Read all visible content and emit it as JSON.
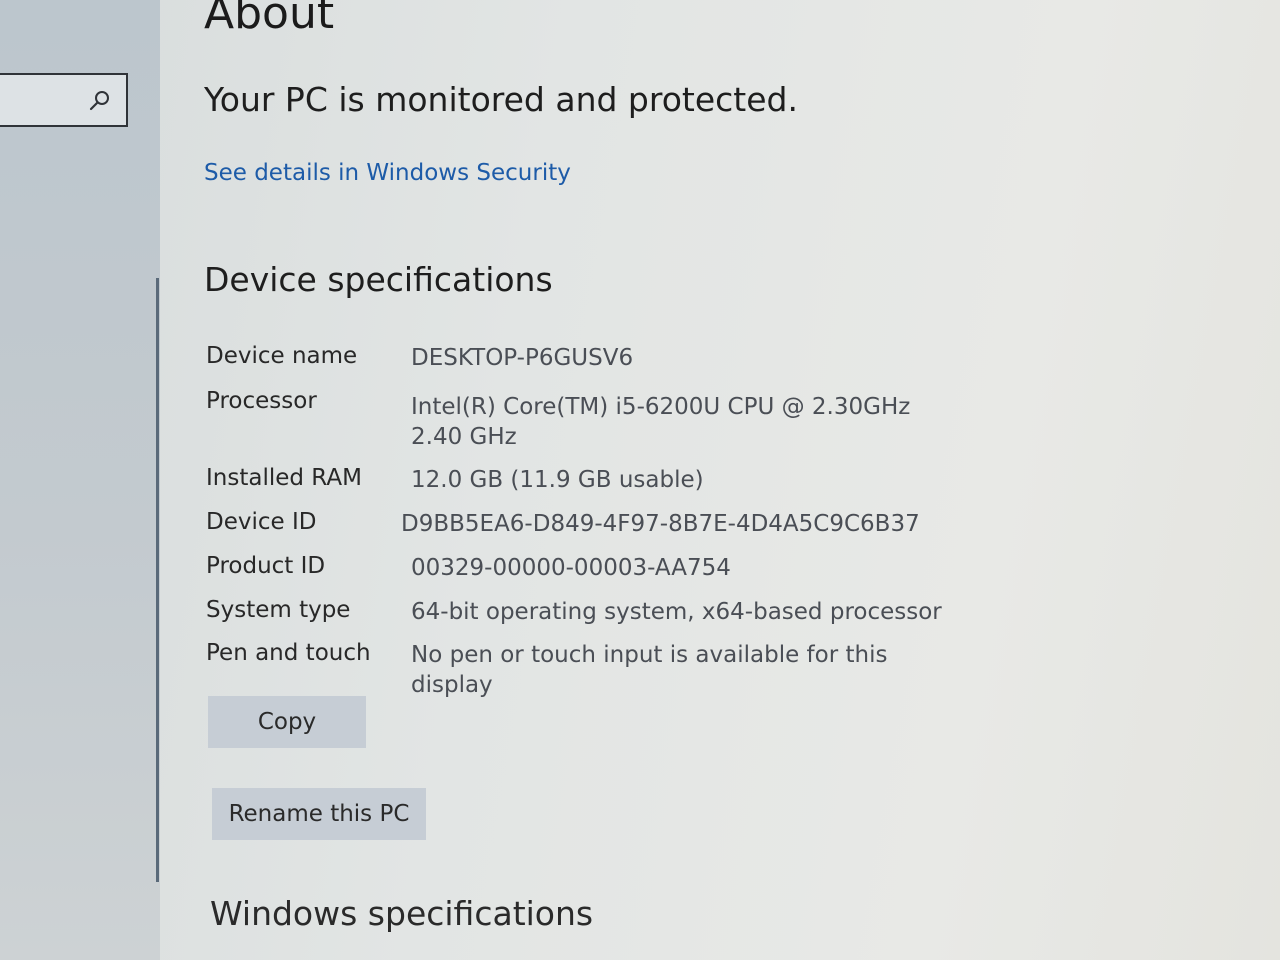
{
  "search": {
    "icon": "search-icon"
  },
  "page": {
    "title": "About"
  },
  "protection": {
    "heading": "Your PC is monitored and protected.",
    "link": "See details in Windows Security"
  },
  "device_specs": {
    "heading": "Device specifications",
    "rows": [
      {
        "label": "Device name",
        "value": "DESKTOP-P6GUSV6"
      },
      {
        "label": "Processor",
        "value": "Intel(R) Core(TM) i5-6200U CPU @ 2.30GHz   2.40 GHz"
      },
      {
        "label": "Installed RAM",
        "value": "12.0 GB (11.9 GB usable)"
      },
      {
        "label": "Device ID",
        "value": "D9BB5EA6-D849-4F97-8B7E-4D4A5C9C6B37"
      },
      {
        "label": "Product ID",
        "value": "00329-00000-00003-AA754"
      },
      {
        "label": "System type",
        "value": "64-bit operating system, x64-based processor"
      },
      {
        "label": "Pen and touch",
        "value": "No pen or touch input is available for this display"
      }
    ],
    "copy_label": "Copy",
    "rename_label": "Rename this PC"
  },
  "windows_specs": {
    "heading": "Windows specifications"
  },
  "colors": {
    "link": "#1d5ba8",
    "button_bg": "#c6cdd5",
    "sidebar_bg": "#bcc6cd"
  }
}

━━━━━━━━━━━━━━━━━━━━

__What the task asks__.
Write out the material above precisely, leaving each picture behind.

__Written solution__.
Read all visible content and emit it as JSON.
{
  "search": {
    "icon": "search-icon"
  },
  "page": {
    "title": "About"
  },
  "protection": {
    "heading": "Your PC is monitored and protected.",
    "link": "See details in Windows Security"
  },
  "device_specs": {
    "heading": "Device specifications",
    "rows": [
      {
        "label": "Device name",
        "value": "DESKTOP-P6GUSV6"
      },
      {
        "label": "Processor",
        "value": "Intel(R) Core(TM) i5-6200U CPU @ 2.30GHz   2.40 GHz"
      },
      {
        "label": "Installed RAM",
        "value": "12.0 GB (11.9 GB usable)"
      },
      {
        "label": "Device ID",
        "value": "D9BB5EA6-D849-4F97-8B7E-4D4A5C9C6B37"
      },
      {
        "label": "Product ID",
        "value": "00329-00000-00003-AA754"
      },
      {
        "label": "System type",
        "value": "64-bit operating system, x64-based processor"
      },
      {
        "label": "Pen and touch",
        "value": "No pen or touch input is available for this display"
      }
    ],
    "copy_label": "Copy",
    "rename_label": "Rename this PC"
  },
  "windows_specs": {
    "heading": "Windows specifications"
  },
  "colors": {
    "link": "#1d5ba8",
    "button_bg": "#c6cdd5",
    "sidebar_bg": "#bcc6cd"
  }
}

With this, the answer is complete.